Brief: Exact copies of the records below are required.

Data shown:
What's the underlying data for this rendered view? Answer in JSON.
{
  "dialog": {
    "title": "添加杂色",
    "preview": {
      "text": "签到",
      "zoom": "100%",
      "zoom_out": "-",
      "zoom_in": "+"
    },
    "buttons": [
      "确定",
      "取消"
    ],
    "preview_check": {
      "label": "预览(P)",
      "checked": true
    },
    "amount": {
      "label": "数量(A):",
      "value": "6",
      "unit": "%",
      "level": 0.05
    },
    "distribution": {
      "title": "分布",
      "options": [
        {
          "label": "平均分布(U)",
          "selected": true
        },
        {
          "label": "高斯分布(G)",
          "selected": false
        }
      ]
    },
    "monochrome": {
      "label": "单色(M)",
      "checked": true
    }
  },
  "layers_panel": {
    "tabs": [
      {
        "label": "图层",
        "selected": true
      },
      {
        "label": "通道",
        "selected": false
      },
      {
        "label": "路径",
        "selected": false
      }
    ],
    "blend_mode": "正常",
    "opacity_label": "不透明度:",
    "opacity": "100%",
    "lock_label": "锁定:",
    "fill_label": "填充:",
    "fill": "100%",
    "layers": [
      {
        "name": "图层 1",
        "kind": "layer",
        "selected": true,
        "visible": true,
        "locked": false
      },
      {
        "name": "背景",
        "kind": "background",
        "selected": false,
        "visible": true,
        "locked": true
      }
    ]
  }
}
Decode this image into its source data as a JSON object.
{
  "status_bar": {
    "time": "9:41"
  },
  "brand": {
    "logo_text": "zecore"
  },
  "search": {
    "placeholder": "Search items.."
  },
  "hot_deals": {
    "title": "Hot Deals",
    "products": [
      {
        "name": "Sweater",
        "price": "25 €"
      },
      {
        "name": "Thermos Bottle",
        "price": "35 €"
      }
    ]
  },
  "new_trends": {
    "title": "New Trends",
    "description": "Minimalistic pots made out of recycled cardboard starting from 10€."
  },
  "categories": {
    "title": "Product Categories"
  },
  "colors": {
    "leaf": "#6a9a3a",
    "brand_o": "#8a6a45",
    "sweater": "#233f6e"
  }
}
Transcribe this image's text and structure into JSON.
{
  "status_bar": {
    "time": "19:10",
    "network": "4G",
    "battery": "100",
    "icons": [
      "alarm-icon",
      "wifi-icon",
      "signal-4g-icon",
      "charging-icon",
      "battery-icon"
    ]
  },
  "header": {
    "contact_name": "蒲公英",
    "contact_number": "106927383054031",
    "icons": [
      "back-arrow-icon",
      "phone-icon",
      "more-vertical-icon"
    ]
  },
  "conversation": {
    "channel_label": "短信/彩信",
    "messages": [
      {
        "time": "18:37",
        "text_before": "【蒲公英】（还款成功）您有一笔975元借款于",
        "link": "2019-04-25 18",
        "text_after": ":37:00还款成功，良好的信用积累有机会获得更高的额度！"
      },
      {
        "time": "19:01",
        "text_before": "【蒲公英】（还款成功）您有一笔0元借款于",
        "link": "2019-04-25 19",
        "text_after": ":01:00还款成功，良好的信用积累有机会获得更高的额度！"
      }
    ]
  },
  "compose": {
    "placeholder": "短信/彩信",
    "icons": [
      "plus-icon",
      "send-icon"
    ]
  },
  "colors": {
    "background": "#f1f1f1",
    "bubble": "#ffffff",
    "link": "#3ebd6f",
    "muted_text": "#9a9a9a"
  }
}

The answer:
What's the underlying data for this rendered view? Answer in JSON.
{
  "dialog": {
    "title": "添加杂色",
    "preview": {
      "text": "签到",
      "zoom": "100%",
      "zoom_out": "-",
      "zoom_in": "+"
    },
    "buttons": [
      "确定",
      "取消"
    ],
    "preview_check": {
      "label": "预览(P)",
      "checked": true
    },
    "amount": {
      "label": "数量(A):",
      "value": "6",
      "unit": "%",
      "level": 0.05
    },
    "distribution": {
      "title": "分布",
      "options": [
        {
          "label": "平均分布(U)",
          "selected": true
        },
        {
          "label": "高斯分布(G)",
          "selected": false
        }
      ]
    },
    "monochrome": {
      "label": "单色(M)",
      "checked": true
    }
  },
  "layers_panel": {
    "tabs": [
      {
        "label": "图层",
        "selected": true
      },
      {
        "label": "通道",
        "selected": false
      },
      {
        "label": "路径",
        "selected": false
      }
    ],
    "blend_mode": "正常",
    "opacity_label": "不透明度:",
    "opacity": "100%",
    "lock_label": "锁定:",
    "fill_label": "填充:",
    "fill": "100%",
    "layers": [
      {
        "name": "图层 1",
        "kind": "layer",
        "selected": true,
        "visible": true,
        "locked": false
      },
      {
        "name": "背景",
        "kind": "background",
        "selected": false,
        "visible": true,
        "locked": true
      }
    ]
  }
}
Decode this image into its source data as a JSON object.
{
  "status_bar": {
    "time": "9:41"
  },
  "brand": {
    "logo_text": "zecore"
  },
  "search": {
    "placeholder": "Search items.."
  },
  "hot_deals": {
    "title": "Hot Deals",
    "products": [
      {
        "name": "Sweater",
        "price": "25 €"
      },
      {
        "name": "Thermos Bottle",
        "price": "35 €"
      }
    ]
  },
  "new_trends": {
    "title": "New Trends",
    "description": "Minimalistic pots made out of recycled cardboard starting from 10€."
  },
  "categories": {
    "title": "Product Categories"
  },
  "colors": {
    "leaf": "#6a9a3a",
    "brand_o": "#8a6a45",
    "sweater": "#233f6e"
  }
}
Transcribe this image's text and structure into JSON.
{
  "status_bar": {
    "time": "19:10",
    "network": "4G",
    "battery": "100",
    "icons": [
      "alarm-icon",
      "wifi-icon",
      "signal-4g-icon",
      "charging-icon",
      "battery-icon"
    ]
  },
  "header": {
    "contact_name": "蒲公英",
    "contact_number": "106927383054031",
    "icons": [
      "back-arrow-icon",
      "phone-icon",
      "more-vertical-icon"
    ]
  },
  "conversation": {
    "channel_label": "短信/彩信",
    "messages": [
      {
        "time": "18:37",
        "text_before": "【蒲公英】（还款成功）您有一笔975元借款于",
        "link": "2019-04-25 18",
        "text_after": ":37:00还款成功，良好的信用积累有机会获得更高的额度！"
      },
      {
        "time": "19:01",
        "text_before": "【蒲公英】（还款成功）您有一笔0元借款于",
        "link": "2019-04-25 19",
        "text_after": ":01:00还款成功，良好的信用积累有机会获得更高的额度！"
      }
    ]
  },
  "compose": {
    "placeholder": "短信/彩信",
    "icons": [
      "plus-icon",
      "send-icon"
    ]
  },
  "colors": {
    "background": "#f1f1f1",
    "bubble": "#ffffff",
    "link": "#3ebd6f",
    "muted_text": "#9a9a9a"
  }
}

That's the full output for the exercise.